Billy Price C/G, Ohio State - An impressively strong and quick athlete, Price can be reckless and over-commit on plays. He’ll need to learn to hold back or he may get beat too frequently by NFL linemen.
D.J. Moore WR, Maryland - His route-running, burst, and YAC ability will be a perfect fit in Nagy’s offense.
Derrius Guice RB, LSU - I’ve honestly put blinders on to any early RB prospects. I’m sure this guy is very good though, maybe in time he could be like a poor-man’s Jordan Howard.
Rashaan Evans LB, Alabama - Evans holds up in the run game with the other top linebackers, but doesn’t have the same elite athleticism to excel in coverage in the passing game.
Josh Jackson CB, Iowa - Jackson is terrific in zone coverage but needs to develop his skill in off-man and press. He could rotate in for zone-heavy packages and bring the turnover potential the Bears defense has been yearning for while he develops as a complete back.

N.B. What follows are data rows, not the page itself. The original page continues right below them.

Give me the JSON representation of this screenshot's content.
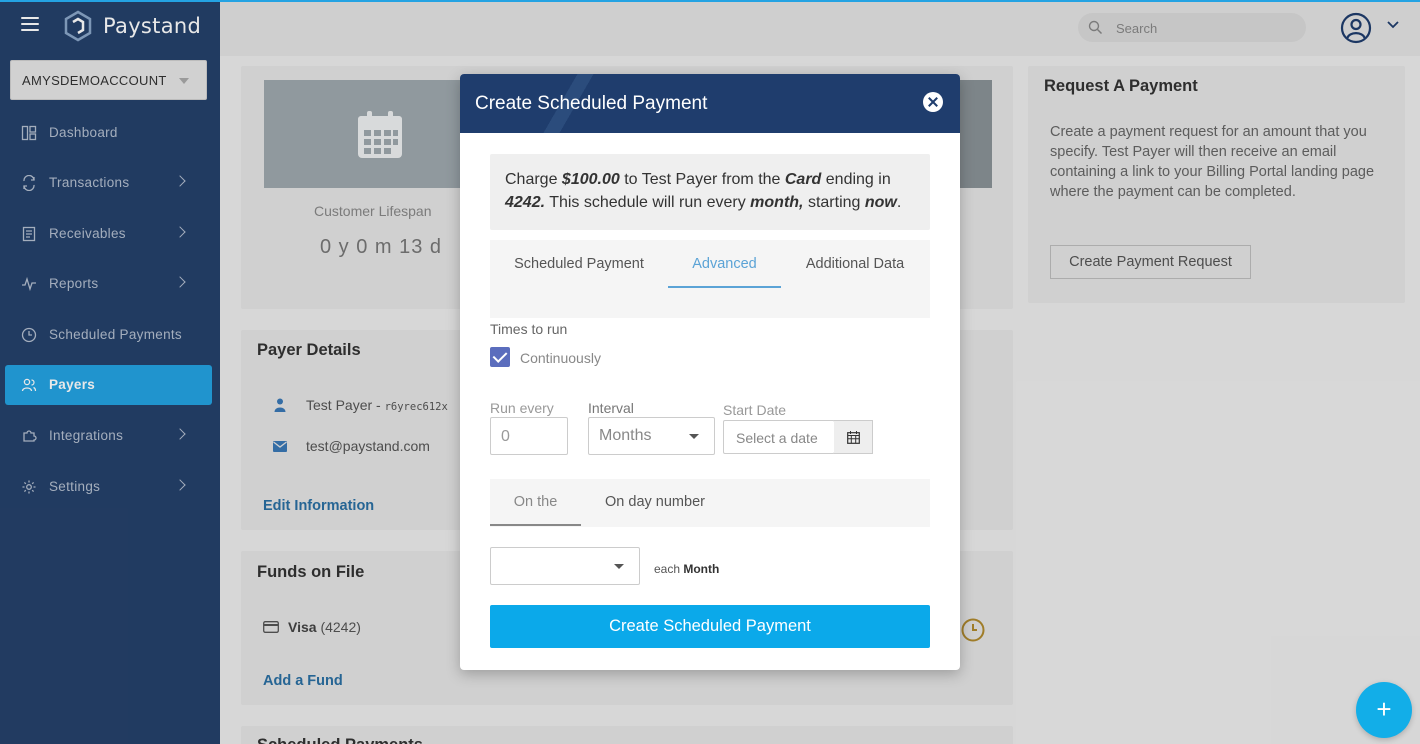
{
  "app": {
    "name": "Paystand"
  },
  "colors": {
    "sidebar": "#25416b",
    "accent": "#24a3e3",
    "primary_button": "#0ba9ea",
    "modal_header": "#1f3d6d"
  },
  "sidebar": {
    "account": "AMYSDEMOACCOUNT",
    "items": [
      {
        "label": "Dashboard",
        "icon": "dashboard-icon"
      },
      {
        "label": "Transactions",
        "icon": "transactions-icon"
      },
      {
        "label": "Receivables",
        "icon": "receivables-icon"
      },
      {
        "label": "Reports",
        "icon": "reports-icon"
      },
      {
        "label": "Scheduled Payments",
        "icon": "clock-icon"
      },
      {
        "label": "Payers",
        "icon": "users-icon",
        "active": true
      },
      {
        "label": "Integrations",
        "icon": "integrations-icon"
      },
      {
        "label": "Settings",
        "icon": "gear-icon"
      }
    ]
  },
  "topbar": {
    "search_placeholder": "Search"
  },
  "main": {
    "lifespan_label": "Customer Lifespan",
    "lifespan_value": "0 y 0 m 13 d",
    "payer_details": {
      "title": "Payer Details",
      "name": "Test Payer - ",
      "id_fragment": "r6yrec612x",
      "email": "test@paystand.com",
      "edit_link": "Edit Information"
    },
    "funds": {
      "title": "Funds on File",
      "card_brand": "Visa",
      "card_last4": "(4242)",
      "add_link": "Add a Fund"
    },
    "scheduled_title": "Scheduled Payments",
    "request": {
      "title": "Request A Payment",
      "description": "Create a payment request for an amount that you specify. Test Payer will then receive an email containing a link to your Billing Portal landing page where the payment can be completed.",
      "button": "Create Payment Request"
    }
  },
  "modal": {
    "title": "Create Scheduled Payment",
    "summary": {
      "t1": "Charge ",
      "amount": "$100.00",
      "t2": " to Test Payer from the ",
      "method": "Card",
      "t3": " ending in ",
      "last4": "4242.",
      "t4": "  This schedule will run every ",
      "period": "month,",
      "t5": " starting ",
      "start": "now",
      "t6": "."
    },
    "tabs": [
      "Scheduled Payment",
      "Advanced",
      "Additional Data"
    ],
    "active_tab": "Advanced",
    "times_label": "Times to run",
    "continuously_label": "Continuously",
    "continuously_checked": true,
    "run_every_label": "Run every",
    "run_every_placeholder": "0",
    "interval_label": "Interval",
    "interval_value": "Months",
    "start_label": "Start Date",
    "start_placeholder": "Select a date",
    "subtabs": [
      "On the",
      "On day number"
    ],
    "each_prefix": "each ",
    "each_unit": "Month",
    "submit": "Create Scheduled Payment"
  }
}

The four interior offensive line in this cloud make me optimistic that one will be available when pick 39 comes around. They are currently ranked as if guard and center are positions of equal value to the Bears because of Cody Whitehair’s versatility. If the Bears see Whitehair as a center (and mini-camp gave some hints that they do) I would drop Daniels to the bottom of the list because I think he would be the weakest as a guard.

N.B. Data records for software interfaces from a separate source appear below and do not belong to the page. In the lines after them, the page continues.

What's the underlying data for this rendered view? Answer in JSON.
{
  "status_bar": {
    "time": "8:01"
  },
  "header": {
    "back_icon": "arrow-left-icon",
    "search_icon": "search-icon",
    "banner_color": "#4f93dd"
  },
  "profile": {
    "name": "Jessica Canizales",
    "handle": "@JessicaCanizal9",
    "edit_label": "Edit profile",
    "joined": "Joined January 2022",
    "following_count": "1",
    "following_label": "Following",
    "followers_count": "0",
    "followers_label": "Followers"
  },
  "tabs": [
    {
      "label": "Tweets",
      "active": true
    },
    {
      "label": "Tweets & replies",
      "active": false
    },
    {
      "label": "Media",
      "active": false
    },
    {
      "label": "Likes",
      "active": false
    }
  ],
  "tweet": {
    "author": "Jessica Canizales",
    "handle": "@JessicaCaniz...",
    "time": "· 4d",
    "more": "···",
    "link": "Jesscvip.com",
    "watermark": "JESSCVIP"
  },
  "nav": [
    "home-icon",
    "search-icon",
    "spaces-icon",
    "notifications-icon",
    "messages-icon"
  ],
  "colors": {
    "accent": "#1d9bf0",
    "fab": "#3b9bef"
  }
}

Cloud Six (7 Players):
Chuks Okorafor OT, Western Michigan - I made a fancy explanation of my love for Chuks as a Ronnie Stanley comparison in my offensive line roundtable, but I really just want an excuse to chant his new first name. Chooks Chooks Chooks.
Tyrell Crosby OT, Oregon - This soft-bodied smosher is growing on me as a short-term solution at guard and long-term solution at right tackle.
Marcus Davenport Edge, UTSA - Davenport is a large project who wasn’t challenged to develop good technique in college. His traits obviously show great potential, but his floor is too low to let him reach up to a higher cloud.
Sam Hubbard Edge, Ohio State - Hubbard is a consistent, high-floor edge who might fit best in a 4-3 but could start immediately as a weaker but consistently available Pernell McPhee.
Mike Hughes CB, UCF - Hughes might be the bizarro Josh Jackson, he’s undersized but makes up for it with speed, and he excels in man coverage but at times looks lost in zone.
Isaiah Oliver CB, Colorado - Oliver is one of the more well-balanced corners in the draft. He’s tall, smooth, and more than capable in press and off-man. He’s average at zone but not a liability, and would end up being a long-term upgrade for Amukamara’s role opposite Kyle Fuller.
Christian Kirk WR, Texas A&M - Kirk is a smart route-runner who is elusive after the catch and could really tie the Bears receiver room together.
The variety of exciting talent at high value positions in this cloud is part of what makes me more and more confident the Bears will trade back on day two if they don’t on day one. Some of these players would be “fallers” if they are on the board at 39, and others are expected to last until later on day two.
If the Bears do trade back, they will definitely be looking into the players I discuss in clouds 7 through 9, so be sure to check back Friday morning when this series will finally take us to cloud nine!